Anthony El-Khoueiry, MD:The next question is when a patient would be appropriate for the initiation of sorafenib. So, if we go back to the case that we just reviewed, this patient had recurrence of the disease roughly 2 years after surgical resection. And the recurrence was in the liver as well as with the presence of lung metastases. The patient, at that time, still had Child-Pugh grade A liver functionwell-preserved liver function—a good performance status, and definite extrahepatic disease in the lung. This is a typical patient for the initiation of systemic therapy, and, currently, the only standard-approved therapy for first-line treatment of metastatic hepatocellular carcinoma is sorafenib. So, this patient met the classic indications for sorafenib.
Once we start sorafenib, the question becomes, “What kind of follow-up should be done and with what intervals?” In clinical trials, we generally follow patients every 2 cyclesevery 2 months of therapy. That is usually our practice, to restage patients with imaging—whether CT scan or MRI, including chest, abdomen, and pelvis—at about every 2-month intervals after the initiation of sorafenib. Using AFP to determine progression is not something that we do routinely. We may obtain AFP because the trend of whether it’s decreasing or increasing may tell us what’s coming in the future, but it may not always correlate with the imaging. So, we largely rely on imaging to determine progression. But, again, a trend in AFP that’s increasing or decreasing may tell us a bit about prognosis and help us foresee what’s coming in the future.
Typically, patients who are on sorafenib tend to achieve what we call stabilization of the disease. So, objective responsedefined by a partial response that’s more than 30% reduction by RECIST criteria—is quite rare and has been reported to be at about 2% of patients in the SHARP trial. We largely look for stabilization of disease. Another indicator of response that has been reported is a change in the enhancement of lesions in the liver. So, a decrease in the extent of enhancement is usually indicative of necrosis and the cytostatic effect of sorafenib, and is considered a positive sign. It is very important to be cautious when following patients on sorafenib not to abandon the therapy too early. For example, the appearance of small sub-centimeter or peri-centimeter liver lesions that may be enhancing without washout or not enhancing should not be considered a definitive sign of progression. If the patient is doing clinically well, they should be continued on sorafenib, and subsequent imaging should be done to verify whether the lesion is real and is growing to determine definitive progression.
The other pitfall that I tend to see is abandoning sorafenib just because of a progressively increasing alpha-fetoprotein level when the imaging continues to show stability of disease. I believe that would be a premature discontinuation of the therapy. I think it is critical to remember that, in the initial SHARP and Asia-Pacific trials that led to the approval of sorafenib, patients were kept on the treatment until both radiologic progression and clinical deterioration.

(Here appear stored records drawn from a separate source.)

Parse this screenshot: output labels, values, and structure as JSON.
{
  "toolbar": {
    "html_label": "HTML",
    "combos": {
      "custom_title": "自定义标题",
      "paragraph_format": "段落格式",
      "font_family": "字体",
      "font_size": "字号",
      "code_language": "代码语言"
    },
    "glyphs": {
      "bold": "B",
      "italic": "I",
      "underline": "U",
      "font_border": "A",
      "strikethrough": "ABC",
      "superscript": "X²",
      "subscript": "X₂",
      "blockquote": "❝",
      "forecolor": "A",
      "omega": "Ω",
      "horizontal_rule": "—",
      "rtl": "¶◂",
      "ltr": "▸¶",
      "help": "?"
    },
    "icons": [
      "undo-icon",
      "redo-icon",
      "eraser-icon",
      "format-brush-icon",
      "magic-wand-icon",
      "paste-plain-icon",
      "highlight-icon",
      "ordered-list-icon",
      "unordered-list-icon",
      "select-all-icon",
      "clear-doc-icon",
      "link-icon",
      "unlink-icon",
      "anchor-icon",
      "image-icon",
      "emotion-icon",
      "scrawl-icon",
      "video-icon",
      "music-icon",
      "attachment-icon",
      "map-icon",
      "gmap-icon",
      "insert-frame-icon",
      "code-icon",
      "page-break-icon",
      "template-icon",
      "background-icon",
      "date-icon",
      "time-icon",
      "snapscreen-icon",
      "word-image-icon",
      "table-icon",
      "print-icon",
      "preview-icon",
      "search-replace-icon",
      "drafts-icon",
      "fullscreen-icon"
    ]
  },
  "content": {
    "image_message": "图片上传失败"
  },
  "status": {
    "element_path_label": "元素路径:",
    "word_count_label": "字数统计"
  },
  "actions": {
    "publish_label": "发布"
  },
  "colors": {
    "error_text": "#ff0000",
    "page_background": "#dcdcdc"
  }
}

So, the survival benefit is likely to be driven by continuation of the therapy until there is a real progression.
Transcript edited for clarity.